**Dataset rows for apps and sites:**

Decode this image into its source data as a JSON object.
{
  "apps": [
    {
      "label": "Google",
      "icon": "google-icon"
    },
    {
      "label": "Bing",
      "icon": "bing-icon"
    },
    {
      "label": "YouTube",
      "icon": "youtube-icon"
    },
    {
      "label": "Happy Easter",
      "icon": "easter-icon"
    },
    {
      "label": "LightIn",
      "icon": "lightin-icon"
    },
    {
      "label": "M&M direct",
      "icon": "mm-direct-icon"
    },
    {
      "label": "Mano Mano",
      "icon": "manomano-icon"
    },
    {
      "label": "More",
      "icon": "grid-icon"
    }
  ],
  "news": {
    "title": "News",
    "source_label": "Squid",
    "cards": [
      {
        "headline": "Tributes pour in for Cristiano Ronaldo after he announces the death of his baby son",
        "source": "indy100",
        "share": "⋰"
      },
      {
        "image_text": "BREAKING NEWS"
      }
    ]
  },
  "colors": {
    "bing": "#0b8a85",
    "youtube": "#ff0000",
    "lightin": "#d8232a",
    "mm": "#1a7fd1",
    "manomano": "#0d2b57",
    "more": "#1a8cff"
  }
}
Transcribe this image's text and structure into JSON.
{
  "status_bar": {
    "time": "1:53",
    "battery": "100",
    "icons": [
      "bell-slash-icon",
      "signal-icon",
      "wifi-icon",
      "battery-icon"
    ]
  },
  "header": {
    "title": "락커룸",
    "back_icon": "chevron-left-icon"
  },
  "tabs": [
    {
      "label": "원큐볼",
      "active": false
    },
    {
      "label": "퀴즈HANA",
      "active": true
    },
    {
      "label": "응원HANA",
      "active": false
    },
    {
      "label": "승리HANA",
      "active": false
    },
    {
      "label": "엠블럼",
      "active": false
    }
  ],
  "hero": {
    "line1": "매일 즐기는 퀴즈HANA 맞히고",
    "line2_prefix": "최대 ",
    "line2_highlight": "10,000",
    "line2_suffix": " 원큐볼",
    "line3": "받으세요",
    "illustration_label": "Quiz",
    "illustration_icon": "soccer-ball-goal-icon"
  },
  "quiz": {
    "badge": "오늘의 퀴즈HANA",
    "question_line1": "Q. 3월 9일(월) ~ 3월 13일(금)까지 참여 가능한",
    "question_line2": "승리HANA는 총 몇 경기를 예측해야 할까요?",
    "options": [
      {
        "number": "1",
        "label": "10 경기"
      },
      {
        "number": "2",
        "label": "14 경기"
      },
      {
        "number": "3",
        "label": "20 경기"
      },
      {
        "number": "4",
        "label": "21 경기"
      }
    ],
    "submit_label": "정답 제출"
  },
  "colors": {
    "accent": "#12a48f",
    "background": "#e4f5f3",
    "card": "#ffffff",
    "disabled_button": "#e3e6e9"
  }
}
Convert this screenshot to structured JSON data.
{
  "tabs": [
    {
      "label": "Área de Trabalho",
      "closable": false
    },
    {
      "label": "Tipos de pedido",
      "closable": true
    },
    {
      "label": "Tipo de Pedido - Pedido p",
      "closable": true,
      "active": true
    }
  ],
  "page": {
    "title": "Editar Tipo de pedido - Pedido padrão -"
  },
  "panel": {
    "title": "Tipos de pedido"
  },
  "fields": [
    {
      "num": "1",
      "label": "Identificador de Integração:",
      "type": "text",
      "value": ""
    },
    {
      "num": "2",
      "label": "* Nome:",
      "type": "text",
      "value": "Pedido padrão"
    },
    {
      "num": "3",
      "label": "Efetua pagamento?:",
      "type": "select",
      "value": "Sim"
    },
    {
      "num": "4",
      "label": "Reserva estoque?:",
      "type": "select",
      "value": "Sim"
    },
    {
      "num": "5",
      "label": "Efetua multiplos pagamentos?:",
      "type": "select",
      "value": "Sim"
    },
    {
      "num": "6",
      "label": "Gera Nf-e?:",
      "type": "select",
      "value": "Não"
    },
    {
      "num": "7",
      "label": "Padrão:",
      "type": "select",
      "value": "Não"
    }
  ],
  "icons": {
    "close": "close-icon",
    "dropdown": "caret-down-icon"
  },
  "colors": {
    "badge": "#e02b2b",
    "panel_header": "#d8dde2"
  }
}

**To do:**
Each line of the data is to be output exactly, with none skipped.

**The completed task:**
Decode this image into its source data as a JSON object.
{
  "apps": [
    {
      "label": "Google",
      "icon": "google-icon"
    },
    {
      "label": "Bing",
      "icon": "bing-icon"
    },
    {
      "label": "YouTube",
      "icon": "youtube-icon"
    },
    {
      "label": "Happy Easter",
      "icon": "easter-icon"
    },
    {
      "label": "LightIn",
      "icon": "lightin-icon"
    },
    {
      "label": "M&M direct",
      "icon": "mm-direct-icon"
    },
    {
      "label": "Mano Mano",
      "icon": "manomano-icon"
    },
    {
      "label": "More",
      "icon": "grid-icon"
    }
  ],
  "news": {
    "title": "News",
    "source_label": "Squid",
    "cards": [
      {
        "headline": "Tributes pour in for Cristiano Ronaldo after he announces the death of his baby son",
        "source": "indy100",
        "share": "⋰"
      },
      {
        "image_text": "BREAKING NEWS"
      }
    ]
  },
  "colors": {
    "bing": "#0b8a85",
    "youtube": "#ff0000",
    "lightin": "#d8232a",
    "mm": "#1a7fd1",
    "manomano": "#0d2b57",
    "more": "#1a8cff"
  }
}
Transcribe this image's text and structure into JSON.
{
  "status_bar": {
    "time": "1:53",
    "battery": "100",
    "icons": [
      "bell-slash-icon",
      "signal-icon",
      "wifi-icon",
      "battery-icon"
    ]
  },
  "header": {
    "title": "락커룸",
    "back_icon": "chevron-left-icon"
  },
  "tabs": [
    {
      "label": "원큐볼",
      "active": false
    },
    {
      "label": "퀴즈HANA",
      "active": true
    },
    {
      "label": "응원HANA",
      "active": false
    },
    {
      "label": "승리HANA",
      "active": false
    },
    {
      "label": "엠블럼",
      "active": false
    }
  ],
  "hero": {
    "line1": "매일 즐기는 퀴즈HANA 맞히고",
    "line2_prefix": "최대 ",
    "line2_highlight": "10,000",
    "line2_suffix": " 원큐볼",
    "line3": "받으세요",
    "illustration_label": "Quiz",
    "illustration_icon": "soccer-ball-goal-icon"
  },
  "quiz": {
    "badge": "오늘의 퀴즈HANA",
    "question_line1": "Q. 3월 9일(월) ~ 3월 13일(금)까지 참여 가능한",
    "question_line2": "승리HANA는 총 몇 경기를 예측해야 할까요?",
    "options": [
      {
        "number": "1",
        "label": "10 경기"
      },
      {
        "number": "2",
        "label": "14 경기"
      },
      {
        "number": "3",
        "label": "20 경기"
      },
      {
        "number": "4",
        "label": "21 경기"
      }
    ],
    "submit_label": "정답 제출"
  },
  "colors": {
    "accent": "#12a48f",
    "background": "#e4f5f3",
    "card": "#ffffff",
    "disabled_button": "#e3e6e9"
  }
}
Convert this screenshot to structured JSON data.
{
  "tabs": [
    {
      "label": "Área de Trabalho",
      "closable": false
    },
    {
      "label": "Tipos de pedido",
      "closable": true
    },
    {
      "label": "Tipo de Pedido - Pedido p",
      "closable": true,
      "active": true
    }
  ],
  "page": {
    "title": "Editar Tipo de pedido - Pedido padrão -"
  },
  "panel": {
    "title": "Tipos de pedido"
  },
  "fields": [
    {
      "num": "1",
      "label": "Identificador de Integração:",
      "type": "text",
      "value": ""
    },
    {
      "num": "2",
      "label": "* Nome:",
      "type": "text",
      "value": "Pedido padrão"
    },
    {
      "num": "3",
      "label": "Efetua pagamento?:",
      "type": "select",
      "value": "Sim"
    },
    {
      "num": "4",
      "label": "Reserva estoque?:",
      "type": "select",
      "value": "Sim"
    },
    {
      "num": "5",
      "label": "Efetua multiplos pagamentos?:",
      "type": "select",
      "value": "Sim"
    },
    {
      "num": "6",
      "label": "Gera Nf-e?:",
      "type": "select",
      "value": "Não"
    },
    {
      "num": "7",
      "label": "Padrão:",
      "type": "select",
      "value": "Não"
    }
  ],
  "icons": {
    "close": "close-icon",
    "dropdown": "caret-down-icon"
  },
  "colors": {
    "badge": "#e02b2b",
    "panel_header": "#d8dde2"
  }
}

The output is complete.